It really didn't help that I lost my private little races with the other runners, too, such as the group of four Japanese runners who were doing a very slow pace - but were highly consistent. I finally got them behind me at mile seven and stayed ahead of them, but they caught up at mile 12 and I just couldn't catch them. I couldn't catch the old guy 100 yards in front of me either - both of us pushing ourselves as hard as we could, but walking most of it and, ultimately, doing the exact same pace. I like being able to pass people in the middle of a race and never see them again - so it was miserable when I couldn't. On the way up a hill, I slowed to a walk again and a cop that was right there said, "Done already?" "For now," I answered, but I wanted to deck him. I felt cyanotic, but am at least in the race.
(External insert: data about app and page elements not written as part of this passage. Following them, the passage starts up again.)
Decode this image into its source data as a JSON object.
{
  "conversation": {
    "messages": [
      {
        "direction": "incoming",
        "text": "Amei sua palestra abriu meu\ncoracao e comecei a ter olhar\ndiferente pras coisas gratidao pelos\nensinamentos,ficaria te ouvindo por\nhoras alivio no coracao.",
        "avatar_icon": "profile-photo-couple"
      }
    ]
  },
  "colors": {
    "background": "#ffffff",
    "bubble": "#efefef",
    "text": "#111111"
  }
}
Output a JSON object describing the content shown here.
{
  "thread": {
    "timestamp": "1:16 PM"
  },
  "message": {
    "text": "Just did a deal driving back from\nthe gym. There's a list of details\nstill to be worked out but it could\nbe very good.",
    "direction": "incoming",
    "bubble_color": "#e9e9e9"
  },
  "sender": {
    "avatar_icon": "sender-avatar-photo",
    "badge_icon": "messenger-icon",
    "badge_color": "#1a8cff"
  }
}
HE'S leaning on a crowd barricade.
Perhaps the worst was that at mile eight or nine, I started seeing other runners - the ones in good shape - who had finished their race and were putting in extra miles to get in a good training long run for the upcoming marathon. Fuck me.
Well I finished the race. And in under three hours, which means I don't have to write a letter to make sure this qualifier counts. And, yeah, there were about 50 people who came in after me; but that doesn't make me feel any better about this race.
There weren't any bagels left, though I could have all the apples I wanted. They tasted great. I took my time changing. I was so late that by the time I left the parking lot, they'd re-opened Bay Street. To people who drove to the island and ran this race, this says something, doesn't it?
I went to look up my results when I got home, so I could log this run in my database. I half expected the page to read "You finished? Really?" Or perhaps: "We're sorry, you are not authorized to view your results, as making such a miserable time public would bring shame upon your family, dishonor to your house, and let down the entire Cystic Fibrosis community, you pathetic loser." Instead, I got the stats: I placed 3200 out of 3258. What a disaster.
I also ran this race as part of the Phedippidations World Wide Half Marathon. I was bib #1083. This is only the second year of this world-wide race and I am pleased to say that it attracted almost well over a thousand runners. Not bad for a race directed from online and run on a thousand different courses all over the world. Unfortunately, I didn't feel like I deserved to use the one perk of that race: the Phedippidations podcast called "shouts of encouragement", meant to be listened to during the race. Encouragement or not, I would not have been able to up my pace. So I didn't listen. I will probably never listen to that episode - I am too bitter. Still, I DID print my finisher's certificate:
For the World Wide Half, I finished third from last, as far as I can tell so far. (There's still a week left of people posting their finishing times.)
But here's the thing: Somehow, somewhere in all this, though I felt terribly alone out on that course, I know I wasn't. There are other runners with asthma, other runners with bad days, other runners w/ CF. In fact, I did see one other runner with a Team Boomer shirt! He didn't glance up from the road when I shouted "Go Team Boomer!" but he waved. I wish he'd looked: I was wearing my TB jersey. It would have been a nice moment of connection. He looked like a father of a cystic...
And, as if to make me wonder if someone didn't peer into the future and read these very words, I just downloaded the "virtual goody bag" of the World Wide Half, which had in it only a single brochure: for a 5K in Cincinnati to benefit the Cystic Fibrosis Foundation. Spooky.
I don't know where to go from here, except to the doctor's office. I'd like to keep training UP - I wouldn't mind tackling the Houston marathon - I really enjoyed their half marathon. With better lungs supporting my legs...who knows?? But for the present, I go to bed bitterly disappointed and will try to put this race behind me.